[Element data from apps and pages]
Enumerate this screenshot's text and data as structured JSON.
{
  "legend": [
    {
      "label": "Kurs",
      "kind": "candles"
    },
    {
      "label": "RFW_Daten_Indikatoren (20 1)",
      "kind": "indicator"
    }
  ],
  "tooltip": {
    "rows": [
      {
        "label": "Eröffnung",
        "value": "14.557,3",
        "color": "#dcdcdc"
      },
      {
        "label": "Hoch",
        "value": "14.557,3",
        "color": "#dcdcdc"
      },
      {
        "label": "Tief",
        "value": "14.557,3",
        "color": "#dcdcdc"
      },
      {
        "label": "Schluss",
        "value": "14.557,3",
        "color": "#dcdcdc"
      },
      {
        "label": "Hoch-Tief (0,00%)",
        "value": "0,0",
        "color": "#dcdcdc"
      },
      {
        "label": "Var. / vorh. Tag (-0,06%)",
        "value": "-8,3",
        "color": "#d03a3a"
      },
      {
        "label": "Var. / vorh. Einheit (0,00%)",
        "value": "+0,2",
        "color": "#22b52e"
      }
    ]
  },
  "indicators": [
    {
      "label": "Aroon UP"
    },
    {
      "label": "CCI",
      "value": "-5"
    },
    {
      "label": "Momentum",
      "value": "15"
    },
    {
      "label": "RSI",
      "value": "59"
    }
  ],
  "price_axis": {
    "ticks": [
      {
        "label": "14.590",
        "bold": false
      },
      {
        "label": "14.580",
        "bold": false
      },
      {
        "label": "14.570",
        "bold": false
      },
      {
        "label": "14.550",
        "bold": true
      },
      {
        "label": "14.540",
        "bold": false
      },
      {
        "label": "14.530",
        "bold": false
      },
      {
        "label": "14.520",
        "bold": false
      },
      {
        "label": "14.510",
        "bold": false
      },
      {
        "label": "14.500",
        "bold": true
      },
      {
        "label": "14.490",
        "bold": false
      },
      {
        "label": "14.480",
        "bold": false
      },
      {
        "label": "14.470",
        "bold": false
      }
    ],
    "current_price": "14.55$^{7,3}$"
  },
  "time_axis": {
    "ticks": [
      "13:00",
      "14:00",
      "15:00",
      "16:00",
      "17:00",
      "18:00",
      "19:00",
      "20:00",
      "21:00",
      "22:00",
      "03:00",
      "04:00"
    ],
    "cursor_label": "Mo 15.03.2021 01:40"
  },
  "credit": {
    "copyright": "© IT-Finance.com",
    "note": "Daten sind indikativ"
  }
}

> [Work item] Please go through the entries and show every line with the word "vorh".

> [Written reply]
        "label": "Var. / vorh. Tag (-0,06%)",
        "label": "Var. / vorh. Einheit (0,00%)",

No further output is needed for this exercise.